“When people contact us, they know exactly what they want,” Rauwerda says, “and they have already justified why they called us.” Based on seeing work done by the company on other sites, Rauwerda feels they have already qualified them based on that and their reputation, and also with the organizations they belong to and have worked with.

Terrace on the Tay

In celebration of the town’s 200th birthday in 2016, town council made plans to build a new dry stone bridge to revitalize an old swimming hole adjacent to the Tay River.

For the project, Algonquin College stone masonry professor John Scott says about two-thirds of the required stone was donated by Upper Canada Stone Company. The bridge was then built with a lot of help from students in Algonquin’s stone masonry program, plus many volunteers who helped to support students and an overwhelming number of dry stone wallers who descended on Perth for two days in July 2016.
two men talking on a construction site by the riverAlgonquin college stone masonry professor, John Scott (left) at the site of the Terrace on the Tay project with Terrascapes owner Brian Rauwerda.
The Perth Dry Stone Wall Festival Workshop saw about 60 participants from all over the world use their skills to build the bridge that will be remain a feature of the town for decades to come.
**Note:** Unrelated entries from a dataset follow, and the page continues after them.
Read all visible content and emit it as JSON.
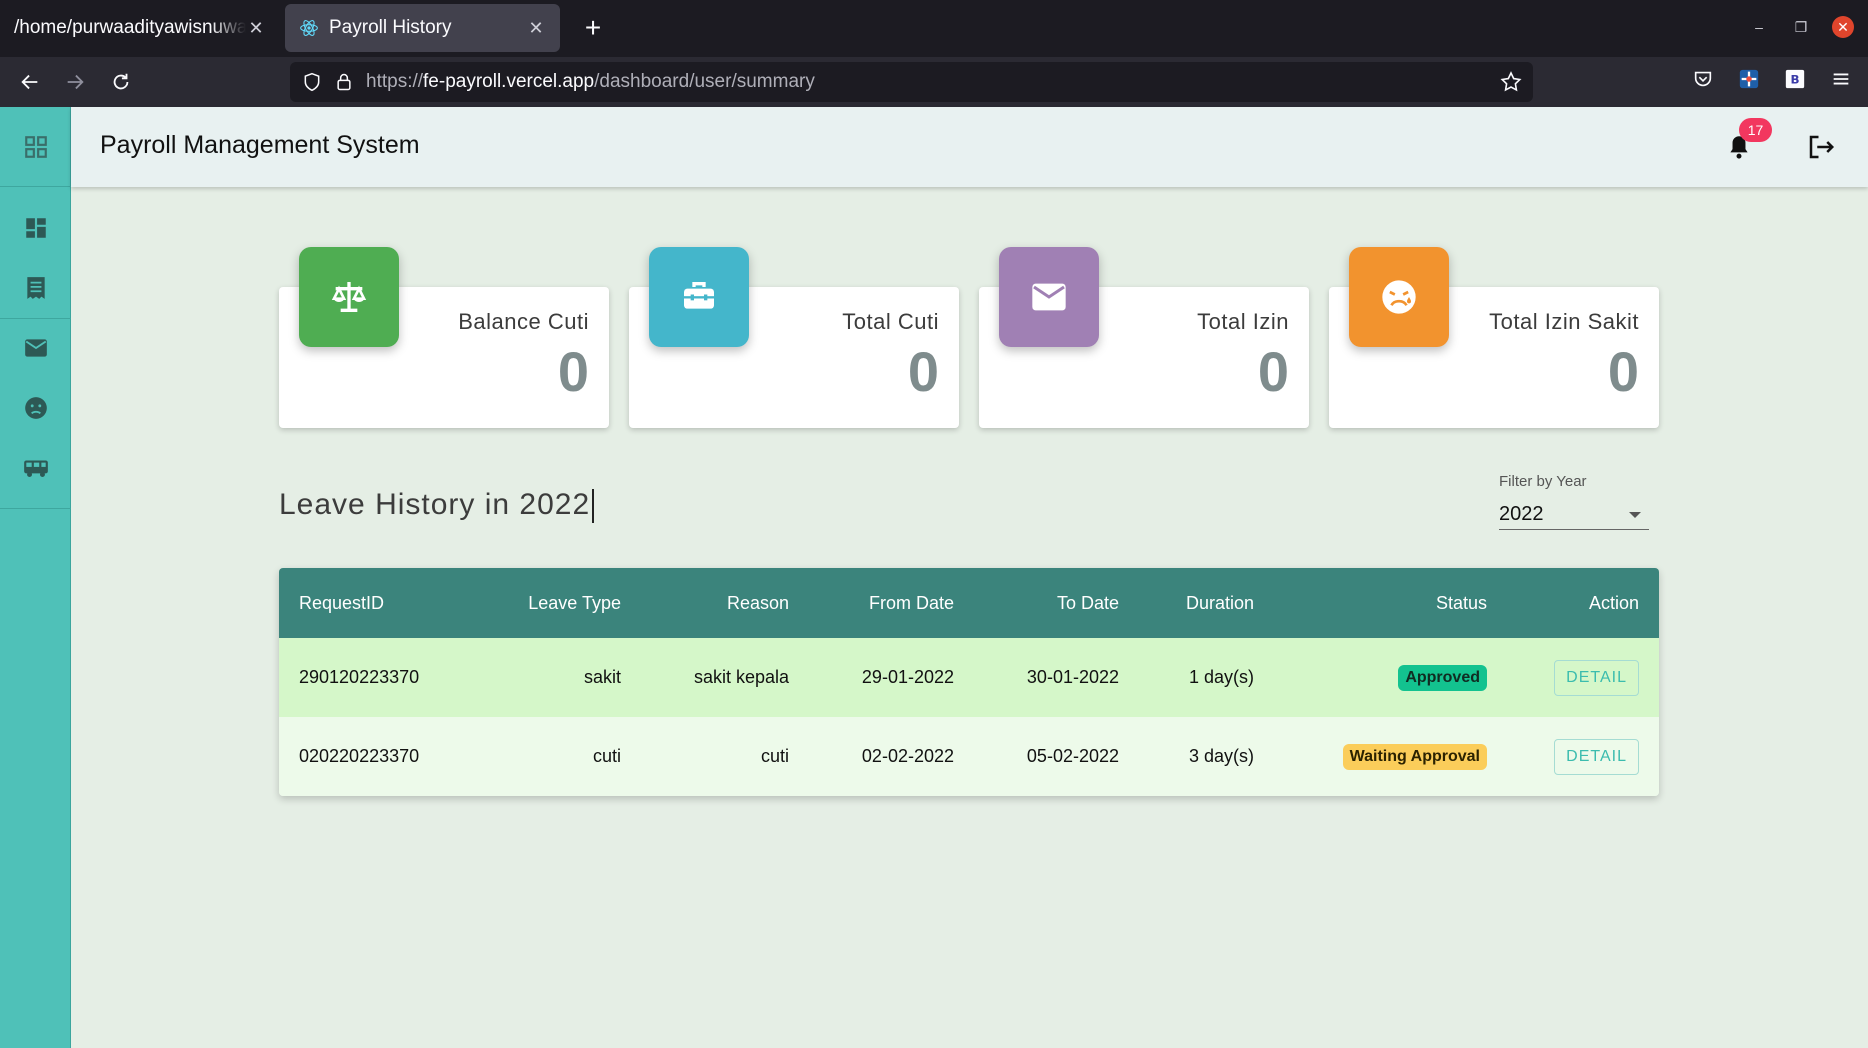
{
  "browser": {
    "tabs": [
      {
        "title": "/home/purwaadityawisnuwardana"
      },
      {
        "title": "Payroll History"
      }
    ],
    "url_prefix": "https://",
    "url_host": "fe-payroll.vercel.app",
    "url_path": "/dashboard/user/summary"
  },
  "app": {
    "title": "Payroll Management System",
    "notification_count": "17",
    "sidebar_icons": [
      "apps-icon",
      "dashboard-icon",
      "receipt-icon",
      "mail-icon",
      "sick-icon",
      "bus-icon"
    ]
  },
  "cards": [
    {
      "label": "Balance Cuti",
      "value": "0",
      "color": "#4fad52",
      "icon": "scale-icon"
    },
    {
      "label": "Total Cuti",
      "value": "0",
      "color": "#44b6cb",
      "icon": "toolbox-icon"
    },
    {
      "label": "Total Izin",
      "value": "0",
      "color": "#a080b4",
      "icon": "mail-icon"
    },
    {
      "label": "Total Izin Sakit",
      "value": "0",
      "color": "#f2932e",
      "icon": "sick-face-icon"
    }
  ],
  "section": {
    "title": "Leave History in 2022"
  },
  "filter": {
    "label": "Filter by Year",
    "value": "2022"
  },
  "table": {
    "headers": [
      "RequestID",
      "Leave Type",
      "Reason",
      "From Date",
      "To Date",
      "Duration",
      "Status",
      "Action"
    ],
    "rows": [
      {
        "id": "290120223370",
        "type": "sakit",
        "reason": "sakit kepala",
        "from": "29-01-2022",
        "to": "30-01-2022",
        "duration": "1 day(s)",
        "status": "Approved",
        "action": "DETAIL"
      },
      {
        "id": "020220223370",
        "type": "cuti",
        "reason": "cuti",
        "from": "02-02-2022",
        "to": "05-02-2022",
        "duration": "3 day(s)",
        "status": "Waiting Approval",
        "action": "DETAIL"
      }
    ]
  }
}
Rauwerda put together a free design and submitted a proposal to the town for the Terrance on the Tay revitalization. He also included a budget and working drawings as part of the submission.

Town officials liked what they saw and are now able to allocate funds at each stage of the project which has helped with the budgeting process.

Terrascapes was involved in a large planting for the project and in November 2016, Rauwereda and local designer Ashley Cochrane (who works with the company at their busiest times and with 3D renderings), presented their plans for the area to Perth’s town council.

The proposal included an area to host wedding receptions and for taking wedding photos (something that would provide a bit of income to offset operational and maintenance costs), as well as updating a small maintenance building into a concession area, plus seating for a small amphitheatre.

Town councillors were overjoyed with the proposal and Terrascapes is also working with the town on a soccer field as well as another wedding venue project.

Rauwerda has no plans to grow into a large company with four or five crews, citing it is very easy to lose control and lose the connection with clients at that stage. He feels being a smaller company is the most efficient way to operate, adding that clients like seeing him on site because that means he is working hard and has their best interests in mind.